Copyright © 2000 by 20th Century Fox
In a world where gifted beings with superpowers are alienated and feared by the rest of the community, the film is about two different approaches used to get acceptance from the normal humans about mutant kind. Professor Charles Xavier (Patrick Stewart) establishes an institute for the gifted to help all fellow mutants to control and hone their abilities in hoping to co-exist peacefully with humans. The X-Men team consists of Cyclops (James Marsden), Jean Grey (Famke Janssen), Storm (Halle Berry) and is led by Xavier himself. But for former ally and friend, Magneto (Ian McKellen) believes that humans and mutants can never live ideally as Xavier envisioned and together with his Brotherhood of Mutants, plan to mutate all the world leaders in order to achieve mutant acceptance. Caught in the crossfire between both the groups are Wolverine and Rogue (Anna Paquin) who may be the key to Magneto’s diabolical plan.
The pioneer to the reemergence of future comic book adaptations i.e. Marvel’s fellow Spiderman, Iron Man, Thor & Captain America and DC’s new interpretation of Batman & Superman all receiving critical acclaim throughout the decade, it proved to mainstream filmgoers that the superhero genre was not all campy or superficial but can actually be artistic, serious, intelligent and still able to deliver the required over-the-top action pieces with panache. Just like what Crouching Tiger Hidden Dragon and Gladiator did for their respective genres, the X-Men movies have been regarded to kick start a loyal following with the newer generation who may or may not be aware of such classic characters. Just for the record, I was one of them who was totally oblivious of their existence having only known the ‘Big Three’ (here is looking at you Bats, Supes and Spidey).
Enough of gushing and let’s get to why this remains my favourite franchise (even more so than Christopher Nolan’s reimagining of The Dark Knight). Call me sentimental, but this film had so many ‘powerful’ scenes that still evoked goose bumps every time I watch it (I have lost count). From the opening sequence where Magneto is separated from his parents upon entering a concentration camp and discovering his ability to Rogue’s ‘death’ only to be resurrected by Wolverine, these moments provide the emotional weight that you seldom see in a summer blockbuster. Speaking of emotional weight, it definitely will strike a chord to those who are looking for characters that they can identify with and there are plenty. I am sure that we have all been alienated and shunned at some point in our lives before like Wolverine or Rogue and even disliked just for looking different like Cyclops. Besides having a consistent theme running throughout about isolation for being ‘gifted’, it is interesting to note that the drafts submitted before this was green lit were more light-hearted and action oriented. Good call from Fox.

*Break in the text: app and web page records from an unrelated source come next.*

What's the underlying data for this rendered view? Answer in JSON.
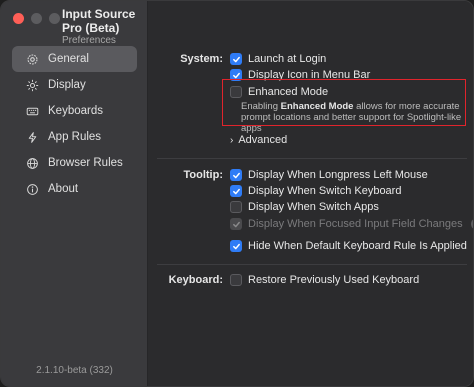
{
  "window": {
    "title": "Input Source Pro (Beta)",
    "subtitle": "Preferences"
  },
  "sidebar": {
    "items": [
      {
        "label": "General",
        "icon": "gear-icon",
        "active": true
      },
      {
        "label": "Display",
        "icon": "sun-icon",
        "active": false
      },
      {
        "label": "Keyboards",
        "icon": "keyboard-icon",
        "active": false
      },
      {
        "label": "App Rules",
        "icon": "app-rules-icon",
        "active": false
      },
      {
        "label": "Browser Rules",
        "icon": "globe-icon",
        "active": false
      },
      {
        "label": "About",
        "icon": "info-icon",
        "active": false
      }
    ],
    "version": "2.1.10-beta (332)"
  },
  "system": {
    "label": "System:",
    "launch_at_login": "Launch at Login",
    "display_icon_menu_bar": "Display Icon in Menu Bar",
    "enhanced_mode": "Enhanced Mode",
    "enhanced_desc_pre": "Enabling ",
    "enhanced_desc_bold": "Enhanced Mode",
    "enhanced_desc_post": " allows for more accurate prompt locations and better support for Spotlight-like apps",
    "advanced": "Advanced"
  },
  "tooltip": {
    "label": "Tooltip:",
    "longpress": "Display When Longpress Left Mouse",
    "switch_keyboard": "Display When Switch Keyboard",
    "switch_apps": "Display When Switch Apps",
    "focused_input": "Display When Focused Input Field Changes",
    "hide_default": "Hide When Default Keyboard Rule Is Applied"
  },
  "keyboard": {
    "label": "Keyboard:",
    "restore_previous": "Restore Previously Used Keyboard"
  },
  "colors": {
    "accent": "#2f7cf6",
    "highlight": "#e0242c",
    "sidebar_active": "#5a5a5e"
  }
}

Although we can think of many other great directors to fill Bryan Singer’s shoes, I for one am grateful that he finally decided to take on this project after turning it down several times. The pacing was great and at a running time of only 104 minutes, we get sufficient back story from all the main players here. Known for his knack of handling large casts, each character certainly had his/her moment to shine. Kudos to top notch performances from Anna Paquin, Patrick Stewart, Ian McKellen and an outstanding portrayal from new comer Hugh Jackman as the adamantium-clawed Wolverine. He certainly had the look and gravitas for the role. To think that he was a last minute replacement when Dougray Scott had to pull out due to his prior commitment to Mission: Impossible II. Talk about perfect timing. The members from the Brotherhood of Mutants also left good impressions of themselves albeit only briefly on screen. Clearly, Tyler Mane (Sabretooth), Ray Park (Toad) and Rebecca Romijn (Mystique) were having a blast while playing them. It would have been nice to see more development in their characters though. I guess that is where the sequels come in.
While the casting was almost impeccable, I thought that Storm would have been better suited if it was played by someone a little taller and with a more convincing accent. Nevertheless, her gift was such a joy to be seen on screen. Highlights came from the attack in the train station and the finale where she got to zap Toad while uttering the now infamous line of informing him that he’ll burn just like everything else. The fights between Sabretooth and Mystique were strong and stylised courtesy from action director extraordinaire, Cory Yuen. While it is understandable that the studio wanted to keep the budget at a low, the scope of it still feels larger-than-life thanks to tight editing and a script that dares to address some of the more challenging issues we are facing currently i.e. on equal rights, consequences on the invasion of privacy and fearing the unknown/being different. It could have been a run-of-the-mill offering with a world domination plot taking centre stage, but I am glad that we are served with something more substantial without losing its entertainment value and comic book roots. All in all, it’s just a very well made film with some unanswered questions raised for the sequel to continue its fight for mutant kind.
Rated PG-13 for sci-fi action violence